It is the government that grants licenses and regulates broadcast companies. This government intervention allows media monopolies to exist by hampering competition from entrants and by lending a reciprocal legislative hand to the most powerful among them. The larger the corporation the better they are able to afford the costs of licensing, regulation and lobbying, as well as afford the corporate largess that redounds to the lawmaker's benefit from time to time in exchange for a favor. Thanks to the government, the bigger the better.

And that's what we're seeing: Media conglomerates are simply playing by the rules forced upon them by the government in order to survive and continue providing value to the community for profit. That means, as a sad consequence, consolidating and limiting competition through legislation.

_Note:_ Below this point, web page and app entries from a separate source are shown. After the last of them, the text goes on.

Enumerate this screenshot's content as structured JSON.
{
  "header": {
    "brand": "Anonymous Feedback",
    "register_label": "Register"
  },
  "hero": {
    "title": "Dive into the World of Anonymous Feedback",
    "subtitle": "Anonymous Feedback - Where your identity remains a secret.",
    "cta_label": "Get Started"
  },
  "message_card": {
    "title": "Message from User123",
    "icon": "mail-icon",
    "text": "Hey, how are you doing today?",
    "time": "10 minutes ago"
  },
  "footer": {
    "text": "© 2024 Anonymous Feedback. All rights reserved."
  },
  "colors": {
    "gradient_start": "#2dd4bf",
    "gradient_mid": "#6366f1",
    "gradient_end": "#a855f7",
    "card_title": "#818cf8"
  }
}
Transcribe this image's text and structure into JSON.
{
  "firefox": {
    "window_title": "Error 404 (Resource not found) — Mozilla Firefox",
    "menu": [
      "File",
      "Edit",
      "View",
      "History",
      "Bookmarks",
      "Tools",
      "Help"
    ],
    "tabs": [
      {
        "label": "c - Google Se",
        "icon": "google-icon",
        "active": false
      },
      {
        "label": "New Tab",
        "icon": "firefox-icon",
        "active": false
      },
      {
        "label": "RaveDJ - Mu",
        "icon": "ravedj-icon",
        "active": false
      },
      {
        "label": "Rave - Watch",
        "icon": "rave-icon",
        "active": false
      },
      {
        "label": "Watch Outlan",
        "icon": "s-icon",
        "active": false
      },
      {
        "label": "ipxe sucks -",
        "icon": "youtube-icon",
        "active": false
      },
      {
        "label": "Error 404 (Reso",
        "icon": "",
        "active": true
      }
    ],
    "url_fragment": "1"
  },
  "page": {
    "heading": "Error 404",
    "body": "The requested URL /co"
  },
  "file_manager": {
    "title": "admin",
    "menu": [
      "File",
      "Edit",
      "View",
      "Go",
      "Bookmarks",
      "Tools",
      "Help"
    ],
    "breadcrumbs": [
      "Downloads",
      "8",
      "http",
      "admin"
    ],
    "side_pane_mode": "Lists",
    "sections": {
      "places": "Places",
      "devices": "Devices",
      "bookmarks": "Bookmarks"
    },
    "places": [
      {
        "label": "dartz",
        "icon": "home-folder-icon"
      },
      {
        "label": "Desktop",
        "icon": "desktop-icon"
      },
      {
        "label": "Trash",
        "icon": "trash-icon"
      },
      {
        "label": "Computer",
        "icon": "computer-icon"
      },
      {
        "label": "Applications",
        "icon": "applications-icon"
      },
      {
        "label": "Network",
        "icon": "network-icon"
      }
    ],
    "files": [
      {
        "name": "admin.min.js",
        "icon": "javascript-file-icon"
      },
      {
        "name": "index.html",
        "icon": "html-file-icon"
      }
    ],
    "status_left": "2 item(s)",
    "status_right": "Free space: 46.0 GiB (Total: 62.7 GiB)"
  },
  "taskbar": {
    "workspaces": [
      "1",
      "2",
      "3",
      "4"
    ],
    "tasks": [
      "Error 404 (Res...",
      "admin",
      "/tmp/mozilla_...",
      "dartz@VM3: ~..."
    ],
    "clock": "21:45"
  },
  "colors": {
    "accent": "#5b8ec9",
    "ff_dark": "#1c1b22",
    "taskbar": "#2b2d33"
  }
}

Monopolies can exist only by virtue of government interference in the economy. By artificially and arbitrarily setting the terms of entrance into a market, the government sets the stage for corruption and predation.
Corruption is a regular effect of interventionism. An analysis of interventionism would be incomplete if it were not to refer to the phenomenon of corruption. —Ludwig von Mises, Human Action

Not so in a free market. Monopolies cannot exist in a laissez-faire free market capitalist political economy. Any time a corporation consolidates to dominate a given market, the consumer always has the option of withholding their patronage or of patronizing other media or of entering the market themselves to compete for the attention of the media consumer.

In a free market, entrepreneurs would own and operate radio stations entirely without the permission, or the control, of the government. The radio broadcast spectrum is not the property of a mysterious and shape-shifting "public." It is property like any other, and must conform to the rules governing property, like any other.

The spectrum is treated like a street fair with each vendor having his own claim to a space along the avenue. Other vendors must respect this private property and the freedom the vendor should have to make use of it as he sees fit, without interference from other booth owners. The government, in this case, must restrict the scope of its action to protecting the rights of the property owners.

If someone attempted to buy up all of the booths themselves, they would still have to provide products or services that meet with the utmost approval of the consuming public. If they do not, then this necessarily opens the door to competition; any competition. The uncompetitive owner would then have to cash in, or sell some of his booths to someone else who could better turn a profit and thereby salvage his investment. And profit, keep in mind, is the key indicator that a business is providing a value to "the public."

Media consolidation is a problem. But it is only a problem for socialism, not capitalism.

I advocate the free market approach to the airwaves.